*ASSIGNMENT:* Give the number of lines in the records that include the word "screenshot", and nothing besides.

======== MATERIAL FOR THIS TASK ========

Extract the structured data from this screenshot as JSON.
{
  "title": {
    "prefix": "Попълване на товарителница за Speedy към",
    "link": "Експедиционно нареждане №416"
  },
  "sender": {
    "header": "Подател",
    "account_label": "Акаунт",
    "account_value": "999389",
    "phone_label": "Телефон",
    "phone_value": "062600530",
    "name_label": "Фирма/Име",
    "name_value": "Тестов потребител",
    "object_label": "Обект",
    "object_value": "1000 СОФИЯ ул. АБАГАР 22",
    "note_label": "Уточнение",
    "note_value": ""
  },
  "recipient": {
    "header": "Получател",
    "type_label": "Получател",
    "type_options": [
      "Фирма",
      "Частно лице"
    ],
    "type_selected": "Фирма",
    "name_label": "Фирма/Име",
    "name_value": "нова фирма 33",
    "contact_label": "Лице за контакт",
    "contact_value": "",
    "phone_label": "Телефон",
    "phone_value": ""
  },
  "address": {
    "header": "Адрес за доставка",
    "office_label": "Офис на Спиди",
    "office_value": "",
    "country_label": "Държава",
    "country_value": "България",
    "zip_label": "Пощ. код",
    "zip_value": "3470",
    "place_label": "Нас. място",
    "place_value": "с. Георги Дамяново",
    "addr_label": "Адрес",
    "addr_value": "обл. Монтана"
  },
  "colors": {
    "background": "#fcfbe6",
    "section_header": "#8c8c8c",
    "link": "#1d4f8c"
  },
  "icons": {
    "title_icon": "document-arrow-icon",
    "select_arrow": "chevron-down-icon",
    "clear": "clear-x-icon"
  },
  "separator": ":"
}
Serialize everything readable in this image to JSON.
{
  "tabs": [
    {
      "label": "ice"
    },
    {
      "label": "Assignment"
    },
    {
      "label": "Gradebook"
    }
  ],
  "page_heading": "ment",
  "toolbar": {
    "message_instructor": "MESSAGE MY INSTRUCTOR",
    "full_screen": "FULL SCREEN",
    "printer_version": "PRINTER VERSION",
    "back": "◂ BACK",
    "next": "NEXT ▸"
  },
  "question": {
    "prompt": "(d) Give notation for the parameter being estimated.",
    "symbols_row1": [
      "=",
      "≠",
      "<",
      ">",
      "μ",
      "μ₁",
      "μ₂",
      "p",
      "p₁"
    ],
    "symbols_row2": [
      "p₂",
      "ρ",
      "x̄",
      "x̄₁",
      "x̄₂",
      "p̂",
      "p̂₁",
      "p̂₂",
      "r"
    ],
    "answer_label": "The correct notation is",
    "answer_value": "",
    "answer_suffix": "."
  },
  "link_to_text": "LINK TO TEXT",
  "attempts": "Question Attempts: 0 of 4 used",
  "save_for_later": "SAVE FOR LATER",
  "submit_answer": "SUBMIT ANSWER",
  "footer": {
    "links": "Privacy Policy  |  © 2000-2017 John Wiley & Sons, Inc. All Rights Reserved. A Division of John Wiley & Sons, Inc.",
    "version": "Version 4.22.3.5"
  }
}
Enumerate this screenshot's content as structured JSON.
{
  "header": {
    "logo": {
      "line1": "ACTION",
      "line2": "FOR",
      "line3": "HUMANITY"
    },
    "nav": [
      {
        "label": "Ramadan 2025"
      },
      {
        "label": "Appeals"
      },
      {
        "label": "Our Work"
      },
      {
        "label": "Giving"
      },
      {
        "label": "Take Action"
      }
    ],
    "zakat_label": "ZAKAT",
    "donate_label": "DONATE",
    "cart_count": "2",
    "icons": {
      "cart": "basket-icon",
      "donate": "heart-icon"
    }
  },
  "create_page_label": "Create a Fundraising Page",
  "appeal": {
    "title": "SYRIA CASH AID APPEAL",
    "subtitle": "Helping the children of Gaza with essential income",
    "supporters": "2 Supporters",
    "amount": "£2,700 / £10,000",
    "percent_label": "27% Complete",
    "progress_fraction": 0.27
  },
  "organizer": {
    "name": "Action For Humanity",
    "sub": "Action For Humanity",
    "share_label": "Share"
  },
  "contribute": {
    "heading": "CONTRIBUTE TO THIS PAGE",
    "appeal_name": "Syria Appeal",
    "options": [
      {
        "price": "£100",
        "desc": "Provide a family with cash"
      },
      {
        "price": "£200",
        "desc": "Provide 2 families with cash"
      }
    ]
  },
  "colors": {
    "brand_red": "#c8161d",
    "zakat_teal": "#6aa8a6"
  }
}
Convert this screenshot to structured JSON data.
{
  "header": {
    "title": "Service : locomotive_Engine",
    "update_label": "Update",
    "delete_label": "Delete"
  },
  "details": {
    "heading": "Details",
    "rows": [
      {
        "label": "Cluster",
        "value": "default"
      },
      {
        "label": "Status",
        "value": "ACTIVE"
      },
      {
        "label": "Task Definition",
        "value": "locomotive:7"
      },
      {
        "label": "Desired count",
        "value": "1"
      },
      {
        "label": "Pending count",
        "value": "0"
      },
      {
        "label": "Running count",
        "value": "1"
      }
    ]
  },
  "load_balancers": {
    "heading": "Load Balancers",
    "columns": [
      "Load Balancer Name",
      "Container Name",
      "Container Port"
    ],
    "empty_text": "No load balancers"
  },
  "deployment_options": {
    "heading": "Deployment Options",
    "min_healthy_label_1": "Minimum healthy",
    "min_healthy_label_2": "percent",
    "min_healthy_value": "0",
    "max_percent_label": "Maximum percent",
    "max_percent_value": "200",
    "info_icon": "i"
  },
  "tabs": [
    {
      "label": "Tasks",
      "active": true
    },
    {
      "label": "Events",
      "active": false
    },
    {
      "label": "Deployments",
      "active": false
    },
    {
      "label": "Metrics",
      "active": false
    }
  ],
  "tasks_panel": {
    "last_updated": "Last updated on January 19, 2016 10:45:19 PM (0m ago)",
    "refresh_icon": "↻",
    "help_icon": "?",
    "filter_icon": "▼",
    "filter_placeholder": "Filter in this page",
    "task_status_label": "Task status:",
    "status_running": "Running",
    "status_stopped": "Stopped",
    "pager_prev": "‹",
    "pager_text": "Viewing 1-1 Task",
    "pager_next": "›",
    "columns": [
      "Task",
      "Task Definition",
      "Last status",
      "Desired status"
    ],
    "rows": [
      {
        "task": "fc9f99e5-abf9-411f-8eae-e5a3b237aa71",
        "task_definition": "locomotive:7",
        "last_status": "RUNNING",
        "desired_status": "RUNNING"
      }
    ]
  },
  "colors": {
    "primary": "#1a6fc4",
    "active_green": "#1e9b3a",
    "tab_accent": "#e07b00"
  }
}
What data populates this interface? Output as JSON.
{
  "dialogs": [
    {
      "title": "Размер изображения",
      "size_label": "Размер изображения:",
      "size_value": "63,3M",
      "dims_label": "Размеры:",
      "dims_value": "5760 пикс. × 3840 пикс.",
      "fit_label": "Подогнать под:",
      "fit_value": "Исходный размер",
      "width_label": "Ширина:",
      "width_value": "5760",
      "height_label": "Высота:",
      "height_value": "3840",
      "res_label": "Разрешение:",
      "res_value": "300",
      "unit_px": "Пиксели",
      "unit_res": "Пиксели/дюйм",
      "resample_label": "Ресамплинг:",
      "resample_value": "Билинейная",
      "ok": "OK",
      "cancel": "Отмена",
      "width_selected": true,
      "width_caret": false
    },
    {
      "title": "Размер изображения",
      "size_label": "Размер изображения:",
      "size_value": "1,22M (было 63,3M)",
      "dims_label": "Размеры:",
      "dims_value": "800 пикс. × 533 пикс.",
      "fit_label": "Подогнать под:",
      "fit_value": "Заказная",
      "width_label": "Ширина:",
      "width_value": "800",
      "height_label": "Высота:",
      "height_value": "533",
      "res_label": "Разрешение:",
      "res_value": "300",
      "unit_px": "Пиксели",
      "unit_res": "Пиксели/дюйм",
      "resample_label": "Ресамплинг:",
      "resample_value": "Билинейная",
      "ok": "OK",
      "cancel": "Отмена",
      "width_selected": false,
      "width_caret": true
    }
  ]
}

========

*RESULT OF THE EXERCISE:* 3